---- PROVIDED INFORMATION
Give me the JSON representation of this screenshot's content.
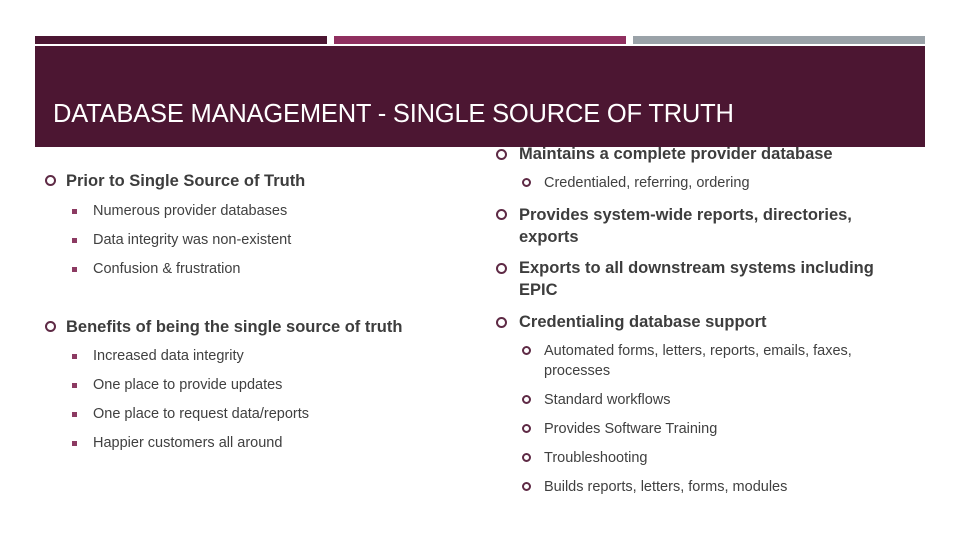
{
  "slide": {
    "title": "DATABASE MANAGEMENT - SINGLE SOURCE OF TRUTH",
    "colors": {
      "header_bg": "#4c1632",
      "accent_bar_1": "#4c1632",
      "accent_bar_2": "#8f2f5f",
      "accent_bar_3": "#9aa2a8",
      "bullet": "#5e2a45"
    }
  },
  "left_column": {
    "sections": [
      {
        "heading": "Prior to Single Source of Truth",
        "bullet_icon": "circle-bullet-icon",
        "items": [
          "Numerous provider databases",
          "Data integrity was non-existent",
          "Confusion & frustration"
        ],
        "item_bullet_icon": "square-bullet-icon"
      },
      {
        "heading": "Benefits of being the single source of truth",
        "bullet_icon": "circle-bullet-icon",
        "items": [
          "Increased data integrity",
          "One place to provide updates",
          "One place to request data/reports",
          "Happier customers all around"
        ],
        "item_bullet_icon": "square-bullet-icon"
      }
    ]
  },
  "right_column": {
    "sections": [
      {
        "heading": "Maintains a complete provider database",
        "items": [
          "Credentialed, referring, ordering"
        ]
      },
      {
        "heading_line1": "Provides system-wide reports, directories,",
        "heading_line2": "exports",
        "items": []
      },
      {
        "heading_line1": "Exports to all downstream systems including",
        "heading_line2": "EPIC",
        "items": []
      },
      {
        "heading": "Credentialing database support",
        "items": [
          {
            "line1": "Automated forms, letters, reports, emails, faxes,",
            "line2": "processes"
          },
          {
            "line1": "Standard workflows"
          },
          {
            "line1": "Provides Software Training"
          },
          {
            "line1": "Troubleshooting"
          },
          {
            "line1": "Builds reports, letters, forms, modules"
          }
        ]
      }
    ]
  }
}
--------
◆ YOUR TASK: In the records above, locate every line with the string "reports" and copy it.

◆ COMPLETED EXERCISE:
          "One place to request data/reports",
        "heading_line1": "Provides system-wide reports, directories,",
            "line1": "Automated forms, letters, reports, emails, faxes,",
            "line1": "Builds reports, letters, forms, modules"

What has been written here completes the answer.